Here we have the Instagram selection, East Point Lighthouse in Heislerville, NJ. I can picture boyfriends across the Garden State having to tag along on a journey to the middle of nowhere so their girlfriends can get the shot for the gram. It’s okay, guys; you can make it through this. In defense of all the IG-hungry girlfriends out there, this one is a beauty.
This lighthouse was built in “Cape Cod Style” (apparently, there are styles for lighthouses). It’s a two-story, whitewashed brick house with a bright red roof and solid black tower. One of the coolest features of the East Point structure is its seemingly complete isolation. It’s situated all alone on the shoreline, making it perfect for photographs. This lighthouse is located in Cumberland County, on the Southern Bayshore right at the mouth of the Maurice River and off of the Delaware Bay.
Given its location and proximity to the shore, one can get beautiful views even without making the short trek to this lighthouse’s peak. Unlike most others featured here, the house itself isn’t meant to be a museum per se but is instead furnished to replicate what it would’ve looked like back in its heyday. Here we are again with the old greeting the new, as this little lighthouse will both take you back in time and make for the perfect Instagram photo.

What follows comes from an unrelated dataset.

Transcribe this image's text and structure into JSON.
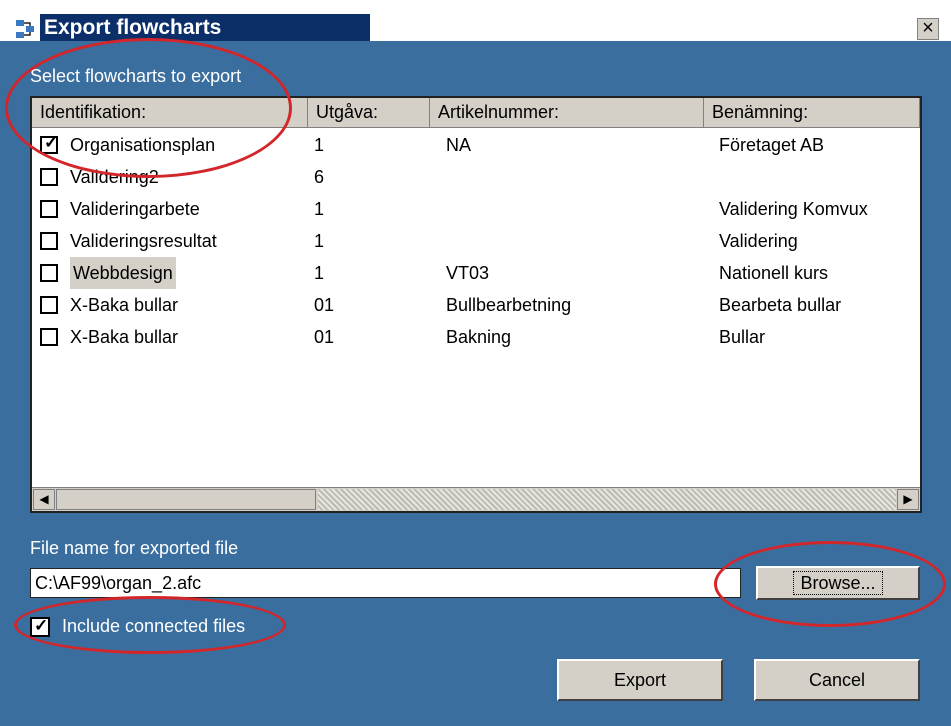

7 – Sandy Hook Lighthouse – Sandy Hook, NJ
The list would be incomplete without the Sandy Hook Lighthouse, which is the oldest operating lighthouse in the U.S. It was first lit in 1764 and is still in use today. There are many reasons this one makes the cut for one of the best lighthouses in New Jersey. One factor some may appreciate the most is it’s the closest of them all to NYC. It’s just a little way up the coast from the Twin Lights of Navesink, so if you wanted to catch both on the same day, that wouldn’t be too difficult to accomplish. Like the Twin Lights, this lighthouse is full of rich history because of its critical proximity and vantage point of the New York City Harbor.
Tours are available here but often are in high demand. Even if you can’t hop onto a tour, the surrounding area offers various activities and sites such as parks, beaches, and numerous historical landmarks. The views of NYC alone could be reason enough to make the journey out to the Sandy Hook Lighthouse.
8 – Tucker’s Beach Lighthouse – Tuckerton, NJ
The last inclusion for the eight best lighthouses in New Jersey was a difficult choice. In the end, it was the story behind Tucker’s Beach Lighthouse that earned it a spot. The lighthouse you can visit today is a replica of the one that used to stand on Tucker’s Island. In the 1700s, Reuben Tucker purchased the area of land that became Tucker’s Island. However, when the land was purchased, it was no island. Rather, it was just an extension on the southside of what today is Long Beach Island. By the 1800s, the ocean had cut through on the northern end of the land, forming what became known as Tucker’s Island.
In 1848, the lighthouse was built. The inlet formed by the ocean years earlier ended up breaking in 1920, and slowly water began moving south. This was the beginning of the end for the island. In 1927, the lighthouse was taken by the sea (apparently, this is common with NJ lighthouses). Remarkably, this sequence of events was captured by Arthur Rider in the photos below. In the next 20 years, every building on the island met a similar fate. By 1952, the island had disappeared entirely.
This replica structure is more than just a cool backstory; it’s nestled today in Tuckerton Seaport Village, which is just across the water from its original location. It might not have breathtaking views or be the most picturesque lighthouse, but it does offer an exciting maritime museum, among other amenities. This small seaport village looks like the ideal place to get away from the hustle and bustle of city life. Plus, it’s only a short trip away from Long Beach Island. Ultimately, the photo sequence below made this lighthouse a must-include for this list; technology has come a long way.